> **Task to complete**: Below are the records; tally the lines in them that include the word "explorer" and reply with the number alone.
· · · ·
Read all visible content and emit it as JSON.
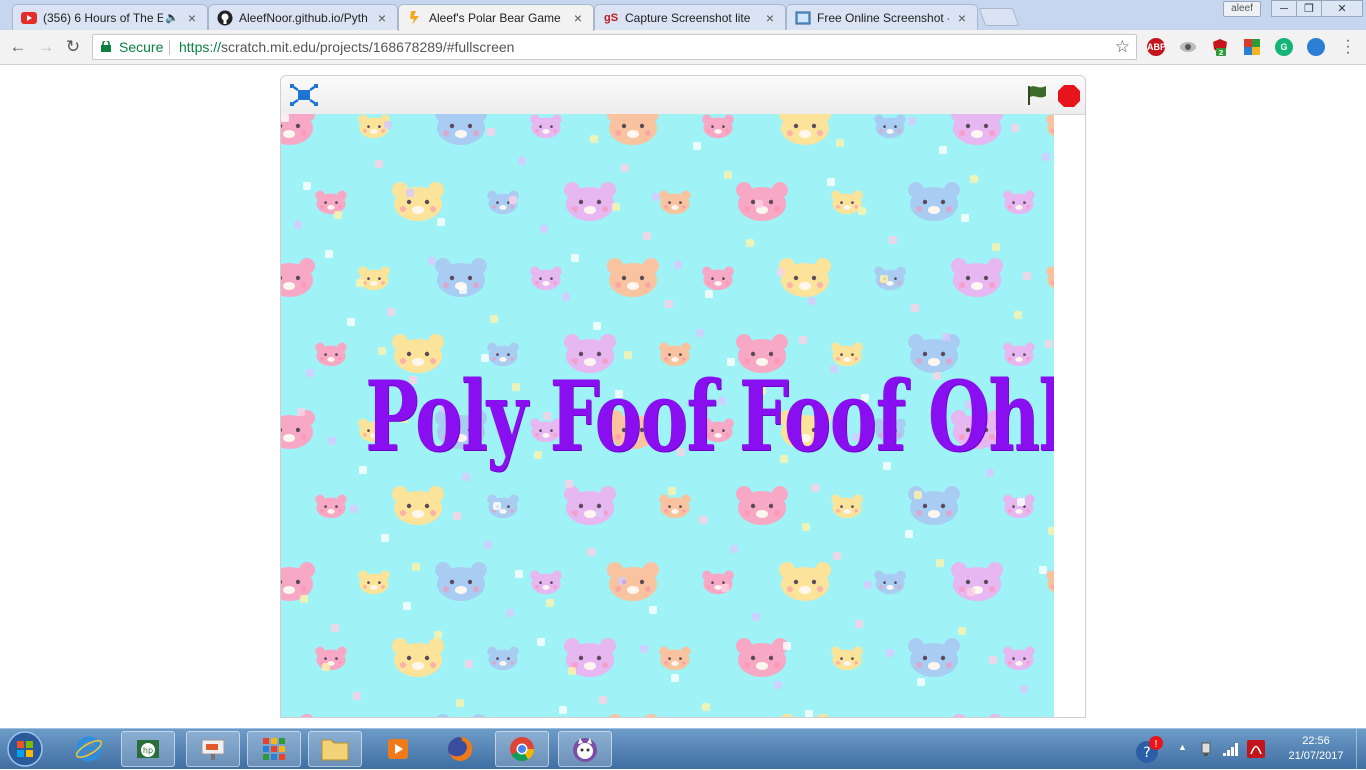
{
  "browser": {
    "tabs": [
      {
        "title": "(356) 6 Hours of The E",
        "favicon": "youtube-icon",
        "active": false
      },
      {
        "title": "AleefNoor.github.io/Pyth",
        "favicon": "github-icon",
        "active": false
      },
      {
        "title": "Aleef's Polar Bear Game",
        "favicon": "scratch-icon",
        "active": true
      },
      {
        "title": "Capture Screenshot lite",
        "favicon": "gs-icon",
        "active": false
      },
      {
        "title": "Free Online Screenshot -",
        "favicon": "screenshot-icon",
        "active": false
      }
    ],
    "favicon_text_gs": "gS",
    "close_glyph": "×",
    "profile_name": "aleef",
    "secure_label": "Secure",
    "url_protocol": "https://",
    "url_rest": "scratch.mit.edu/projects/168678289/#fullscreen",
    "extensions": [
      {
        "name": "adblock-plus-icon",
        "label": "ABP",
        "color": "#c4151c"
      },
      {
        "name": "eye-extension-icon",
        "label": "",
        "color": "#888888"
      },
      {
        "name": "ublock-icon",
        "label": "",
        "color": "#c4151c"
      },
      {
        "name": "puzzle-extension-icon",
        "label": "",
        "color": "#2f9a3a"
      },
      {
        "name": "grammarly-icon",
        "label": "G",
        "color": "#14b476"
      },
      {
        "name": "globe-extension-icon",
        "label": "",
        "color": "#2a7fd4"
      }
    ],
    "ublock_badge": "2"
  },
  "stage": {
    "title_text": "Poly Foof Foof Ohh",
    "background_color": "#9ff3f7",
    "title_color": "#8a0ff0"
  },
  "taskbar": {
    "time": "22:56",
    "date": "21/07/2017",
    "apps": [
      "internet-explorer-icon",
      "hp-icon",
      "presentation-icon",
      "tiles-icon",
      "file-explorer-icon",
      "media-player-icon",
      "firefox-icon",
      "chrome-icon",
      "scratch-cat-icon"
    ]
  }
}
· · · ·
> **Task result**: 2